W3C home > Mailing lists > Public > public-html-bugzilla@w3.org > December 2010

[Bug 11562] address tag definition has no relation to it's name

From: <bugzilla@jessica.w3.org>
Date: Thu, 16 Dec 2010 19:29:06 +0000
To: public-html-bugzilla@w3.org
Message-Id: <E1PTJVi-0001p9-4n@jessica.w3.org>

--- Comment #6 from arieh glazer <arieh.glazer@gmail.com> 2010-12-16 19:29:05 UTC ---
(In reply to comment #5)
The href:geo specs look really cool, and I am already on my way to implement it
on some of my projects.

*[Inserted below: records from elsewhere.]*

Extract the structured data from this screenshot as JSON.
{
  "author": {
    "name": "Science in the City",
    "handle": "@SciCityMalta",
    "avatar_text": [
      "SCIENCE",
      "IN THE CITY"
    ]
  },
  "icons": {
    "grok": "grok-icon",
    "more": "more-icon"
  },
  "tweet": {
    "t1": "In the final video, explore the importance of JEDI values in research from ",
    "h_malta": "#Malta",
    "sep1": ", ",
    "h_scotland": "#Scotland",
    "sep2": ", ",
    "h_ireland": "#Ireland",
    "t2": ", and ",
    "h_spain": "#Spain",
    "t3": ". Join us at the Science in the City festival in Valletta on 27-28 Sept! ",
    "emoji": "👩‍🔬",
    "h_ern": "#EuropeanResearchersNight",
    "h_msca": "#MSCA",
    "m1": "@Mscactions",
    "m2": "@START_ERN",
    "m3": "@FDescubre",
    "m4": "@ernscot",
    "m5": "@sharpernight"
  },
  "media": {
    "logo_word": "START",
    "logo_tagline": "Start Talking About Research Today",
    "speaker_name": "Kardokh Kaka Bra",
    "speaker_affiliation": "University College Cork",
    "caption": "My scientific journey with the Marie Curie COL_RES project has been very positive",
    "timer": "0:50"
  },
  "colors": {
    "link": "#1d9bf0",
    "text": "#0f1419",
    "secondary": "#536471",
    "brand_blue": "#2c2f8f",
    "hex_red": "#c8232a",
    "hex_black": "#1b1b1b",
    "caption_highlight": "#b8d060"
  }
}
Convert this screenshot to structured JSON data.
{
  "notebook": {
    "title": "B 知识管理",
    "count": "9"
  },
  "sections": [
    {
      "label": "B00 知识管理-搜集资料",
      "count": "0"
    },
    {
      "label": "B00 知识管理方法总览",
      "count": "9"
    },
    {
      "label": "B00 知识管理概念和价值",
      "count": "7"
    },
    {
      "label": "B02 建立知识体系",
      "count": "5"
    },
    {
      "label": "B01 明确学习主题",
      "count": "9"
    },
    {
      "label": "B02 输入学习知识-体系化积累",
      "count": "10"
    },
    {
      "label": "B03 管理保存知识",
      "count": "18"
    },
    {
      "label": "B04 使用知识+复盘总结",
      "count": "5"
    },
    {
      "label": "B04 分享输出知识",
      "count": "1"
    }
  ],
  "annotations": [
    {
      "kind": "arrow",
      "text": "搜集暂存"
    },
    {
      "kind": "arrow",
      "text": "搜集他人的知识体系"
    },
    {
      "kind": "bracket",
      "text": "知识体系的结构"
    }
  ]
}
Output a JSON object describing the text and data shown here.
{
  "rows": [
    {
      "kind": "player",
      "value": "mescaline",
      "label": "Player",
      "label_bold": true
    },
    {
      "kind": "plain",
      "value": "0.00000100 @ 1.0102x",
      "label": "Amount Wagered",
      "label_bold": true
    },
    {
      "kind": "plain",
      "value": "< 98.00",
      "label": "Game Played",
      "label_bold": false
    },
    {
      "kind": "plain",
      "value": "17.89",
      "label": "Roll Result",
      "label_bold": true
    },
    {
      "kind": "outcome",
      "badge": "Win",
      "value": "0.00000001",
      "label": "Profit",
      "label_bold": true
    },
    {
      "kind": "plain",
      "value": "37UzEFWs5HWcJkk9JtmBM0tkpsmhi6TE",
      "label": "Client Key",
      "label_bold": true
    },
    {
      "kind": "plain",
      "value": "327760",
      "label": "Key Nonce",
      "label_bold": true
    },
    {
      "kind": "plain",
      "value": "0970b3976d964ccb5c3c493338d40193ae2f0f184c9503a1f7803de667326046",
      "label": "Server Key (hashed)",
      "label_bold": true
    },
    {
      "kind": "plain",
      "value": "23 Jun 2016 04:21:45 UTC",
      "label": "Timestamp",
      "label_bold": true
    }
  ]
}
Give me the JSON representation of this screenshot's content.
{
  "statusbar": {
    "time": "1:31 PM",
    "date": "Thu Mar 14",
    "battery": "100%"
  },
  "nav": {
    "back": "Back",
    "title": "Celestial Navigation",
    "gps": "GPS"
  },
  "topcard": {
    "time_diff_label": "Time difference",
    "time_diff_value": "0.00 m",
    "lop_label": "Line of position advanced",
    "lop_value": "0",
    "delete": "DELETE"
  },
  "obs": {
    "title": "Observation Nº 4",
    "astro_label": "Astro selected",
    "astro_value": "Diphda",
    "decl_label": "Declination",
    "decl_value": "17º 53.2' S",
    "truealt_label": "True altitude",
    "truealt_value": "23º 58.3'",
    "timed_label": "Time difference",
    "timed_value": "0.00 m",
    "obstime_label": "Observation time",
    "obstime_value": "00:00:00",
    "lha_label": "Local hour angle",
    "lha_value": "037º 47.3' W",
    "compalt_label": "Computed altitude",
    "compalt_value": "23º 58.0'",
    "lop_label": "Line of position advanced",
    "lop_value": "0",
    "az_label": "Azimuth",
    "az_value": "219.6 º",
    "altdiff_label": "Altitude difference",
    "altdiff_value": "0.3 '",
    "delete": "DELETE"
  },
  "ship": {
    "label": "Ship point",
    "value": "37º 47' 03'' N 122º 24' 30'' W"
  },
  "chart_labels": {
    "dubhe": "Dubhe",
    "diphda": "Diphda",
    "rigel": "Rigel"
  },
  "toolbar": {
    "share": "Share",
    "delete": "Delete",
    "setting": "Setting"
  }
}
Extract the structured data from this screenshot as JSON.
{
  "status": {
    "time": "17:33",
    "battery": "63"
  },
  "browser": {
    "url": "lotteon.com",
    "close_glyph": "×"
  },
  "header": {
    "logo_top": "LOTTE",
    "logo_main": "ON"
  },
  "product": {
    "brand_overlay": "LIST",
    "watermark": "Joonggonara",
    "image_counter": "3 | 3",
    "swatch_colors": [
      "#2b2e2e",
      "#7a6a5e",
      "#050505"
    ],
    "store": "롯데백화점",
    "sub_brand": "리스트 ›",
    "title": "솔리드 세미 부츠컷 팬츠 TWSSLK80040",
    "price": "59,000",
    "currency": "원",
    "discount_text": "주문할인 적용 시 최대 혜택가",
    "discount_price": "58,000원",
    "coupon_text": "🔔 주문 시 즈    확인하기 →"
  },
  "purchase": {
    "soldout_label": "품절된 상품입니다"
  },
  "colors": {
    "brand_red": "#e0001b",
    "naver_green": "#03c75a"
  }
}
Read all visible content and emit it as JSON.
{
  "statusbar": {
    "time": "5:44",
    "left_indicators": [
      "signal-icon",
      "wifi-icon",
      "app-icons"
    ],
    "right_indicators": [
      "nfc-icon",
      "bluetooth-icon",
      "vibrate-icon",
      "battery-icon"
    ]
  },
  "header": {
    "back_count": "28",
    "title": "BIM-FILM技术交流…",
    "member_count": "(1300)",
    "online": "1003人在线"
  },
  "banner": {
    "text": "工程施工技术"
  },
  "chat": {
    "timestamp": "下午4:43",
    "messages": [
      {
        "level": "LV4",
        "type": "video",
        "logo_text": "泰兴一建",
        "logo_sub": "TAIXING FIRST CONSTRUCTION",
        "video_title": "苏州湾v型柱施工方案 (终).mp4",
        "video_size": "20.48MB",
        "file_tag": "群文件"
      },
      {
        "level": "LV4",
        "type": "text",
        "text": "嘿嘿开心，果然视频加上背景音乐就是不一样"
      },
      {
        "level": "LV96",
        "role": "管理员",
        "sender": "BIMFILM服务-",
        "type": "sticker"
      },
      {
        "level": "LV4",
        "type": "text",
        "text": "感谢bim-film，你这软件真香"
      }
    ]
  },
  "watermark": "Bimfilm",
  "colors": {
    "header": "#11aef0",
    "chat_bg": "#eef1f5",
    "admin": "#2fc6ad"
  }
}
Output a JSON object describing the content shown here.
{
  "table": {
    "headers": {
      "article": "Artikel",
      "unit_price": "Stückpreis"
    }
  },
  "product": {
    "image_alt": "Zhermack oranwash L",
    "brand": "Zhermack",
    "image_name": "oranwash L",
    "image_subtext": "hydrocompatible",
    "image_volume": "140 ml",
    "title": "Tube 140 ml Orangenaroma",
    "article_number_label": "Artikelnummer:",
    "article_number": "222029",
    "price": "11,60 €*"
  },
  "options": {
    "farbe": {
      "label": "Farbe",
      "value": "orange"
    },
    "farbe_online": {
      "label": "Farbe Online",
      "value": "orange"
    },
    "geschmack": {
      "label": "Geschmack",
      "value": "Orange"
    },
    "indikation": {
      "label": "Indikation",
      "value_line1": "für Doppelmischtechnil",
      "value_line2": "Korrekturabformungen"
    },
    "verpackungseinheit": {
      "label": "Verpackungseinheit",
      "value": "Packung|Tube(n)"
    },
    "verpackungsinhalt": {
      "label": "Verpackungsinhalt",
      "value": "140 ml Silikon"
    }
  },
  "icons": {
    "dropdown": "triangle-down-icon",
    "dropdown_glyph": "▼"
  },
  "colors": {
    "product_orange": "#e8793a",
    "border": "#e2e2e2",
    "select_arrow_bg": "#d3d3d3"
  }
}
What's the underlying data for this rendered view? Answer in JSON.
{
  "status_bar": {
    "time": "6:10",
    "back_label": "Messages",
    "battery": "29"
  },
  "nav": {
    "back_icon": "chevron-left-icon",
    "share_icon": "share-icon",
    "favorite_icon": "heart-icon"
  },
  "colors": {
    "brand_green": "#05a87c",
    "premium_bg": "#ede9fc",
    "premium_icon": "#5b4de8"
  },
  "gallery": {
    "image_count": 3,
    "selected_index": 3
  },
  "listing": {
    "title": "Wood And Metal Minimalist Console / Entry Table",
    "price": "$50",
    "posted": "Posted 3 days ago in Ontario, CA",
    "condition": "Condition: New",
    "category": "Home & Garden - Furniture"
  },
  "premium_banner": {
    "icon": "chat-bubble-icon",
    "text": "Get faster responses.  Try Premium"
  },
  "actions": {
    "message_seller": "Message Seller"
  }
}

But as you say, it is far from generic and it is in no
way easy to embed in dynamic content generators (such as CMSs), comparing to
the address tag. 

> All popular browsers do with "address" is italicise it.

All popular browsers nowadays do not do much on any element other than style it
(putting anchors and form elements aside). As I understand, H5 is a lot about
creating a better semantic markup (most added elements have not style). 
The only important part IMO is that out of the box, this will not break browser
behavior even a bit.

> > Using RDFa
> > correctly on a page means no current IE version can open it (other than
> > declaring the doctype - I mean the ability to use the content as XML).
> Not so.
> Currently, there is a plenty of deployed markup using RDFa in text/html, thanks
> to Facebook's adoption of Open Graph:
> http://developers.facebook.com/docs/opengraph
> HTML+RDFa aims to standardize the use of RDFa in text/html, on top of HTML5
> (which standardizes the parsing of text/html).
I have not been aware of this. Last time I stumbled uppon RDFa it required
text/xml+html for adding more namespaces (which broke IEs). 
I am aware that H5 brings together a lot of good and rich solutions for a very
wide veriety of problems via MD and RDFa. 
My thoughts were about fixeing what I understand as a problem in a definition,
by adding more use cases to an existing element.

> > > Precisely because HTML is supposed to be a reliable standard, we should be wary
> > > of arbitrarily changing the semantics of its elements and attributes.
> > > 
> > 
> > I am not suggesting to change the semantics of the element, just to broaden it.
> > Saying it can also have another use case doesn't cancel the old one.
> It's not necessarily safe to broaden semantics.
> Imagine if your UA provided a menu command that would open up an email to the
> author of the current page based on looking for an email address in the
> "address" element.
> If we broadened the definition to allow "address" to include any virtual
> location, the UA could end up sending feedback to the email address of a person
> who had no responsibility for the document.
> Similarly, imagine you were aggregating citation and authorship information
> across the web based on "cite" and "address". If you used "address" as the
> source of your authorship information and we broadened the definition, you'd
> end up with lots of false positive author attributions thanks to addresses of
> people who were not authors.
> Note these examples are purely illustrative of the dangers of broadening
> semantics; I'm not saying any software actually does this or even that, given
> the misuse of "address", that it would be feasible to do this in practice.

I accept the above is a valid reason for not fixing the problem, but IMO this
should at least be checked. If the change does create a breaking change for
various software, it will be a reason for not accepting my suggestion. 
But, as you say yourself, this change is already in use (be it non-standard)
and thus the change won't "break the web" any more than it already is broken.

> > And as I understand, the _original_ meaning did include my use case. It was dropped
> > later on (I think on H3).
> By my reading, the idea of author contact information was there from the start,
> but the definitions did get clearer. At any rate, this has been the standard
> definition since 1997.

There have been other changes to the specs that changed the semantics of other
elements - such as b and i - which, if implemented by generic software would
create a much larger problem than adding more definitions to the address tag. 
(if it is not clear - my point is that the case s valid, not that the above
shouldn't be touched, as I am sure a lot of discussion was done on the above
mentioned topic which I am not very familiar with).

> Naming things is famously one of the hard things in computer science and lots
> of things in HTML are badly named ("cite" was apparently meant to mean "work
> title", many think it means "quotation").
> All other things may not be equal in this case though.

Name alone is indeed not a valid reason. I believe I have made my point in a
way that exceeds naming.

Configure bugmail: http://www.w3.org/Bugs/Public/userprefs.cgi?tab=email
------- You are receiving this mail because: -------
You are the QA contact for the bug.
Received on Thursday, 16 December 2010 19:29:08 UTC

This archive was generated by hypermail 2.4.0 : Friday, 17 January 2020 20:01:35 UTC